**Aim of the exercise:**
Copy each record below exactly, please, and leave its pictures out.

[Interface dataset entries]
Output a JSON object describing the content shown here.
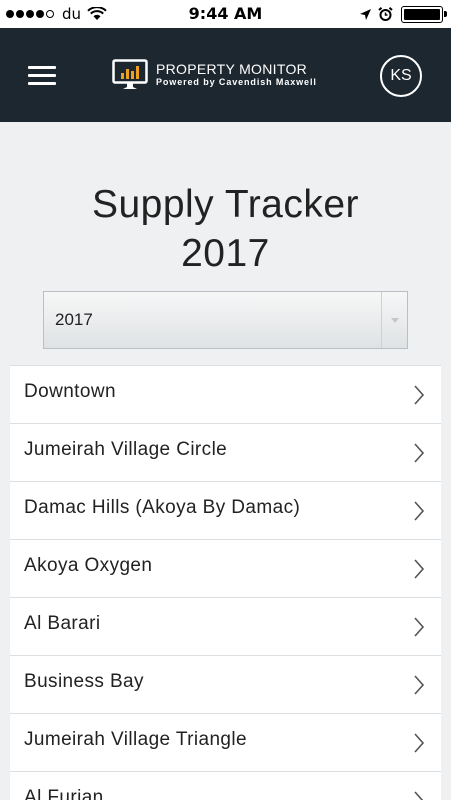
{
  "status_bar": {
    "carrier": "du",
    "time": "9:44 AM"
  },
  "header": {
    "brand_title": "PROPERTY MONITOR",
    "brand_subtitle": "Powered by Cavendish Maxwell",
    "avatar_initials": "KS"
  },
  "page": {
    "title_line1": "Supply Tracker",
    "title_line2": "2017"
  },
  "year_select": {
    "value": "2017"
  },
  "areas": [
    "Downtown",
    "Jumeirah Village Circle",
    "Damac Hills (Akoya By Damac)",
    "Akoya Oxygen",
    "Al Barari",
    "Business Bay",
    "Jumeirah Village Triangle",
    "Al Furjan"
  ],
  "colors": {
    "nav_bg": "#1c2730",
    "page_bg": "#eef0f1",
    "logo_bar_accent": "#f0a020"
  }
}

**Completed task:**
Output a JSON object describing the content shown here.
{
  "status_bar": {
    "carrier": "du",
    "time": "9:44 AM"
  },
  "header": {
    "brand_title": "PROPERTY MONITOR",
    "brand_subtitle": "Powered by Cavendish Maxwell",
    "avatar_initials": "KS"
  },
  "page": {
    "title_line1": "Supply Tracker",
    "title_line2": "2017"
  },
  "year_select": {
    "value": "2017"
  },
  "areas": [
    "Downtown",
    "Jumeirah Village Circle",
    "Damac Hills (Akoya By Damac)",
    "Akoya Oxygen",
    "Al Barari",
    "Business Bay",
    "Jumeirah Village Triangle",
    "Al Furjan"
  ],
  "colors": {
    "nav_bg": "#1c2730",
    "page_bg": "#eef0f1",
    "logo_bar_accent": "#f0a020"
  }
}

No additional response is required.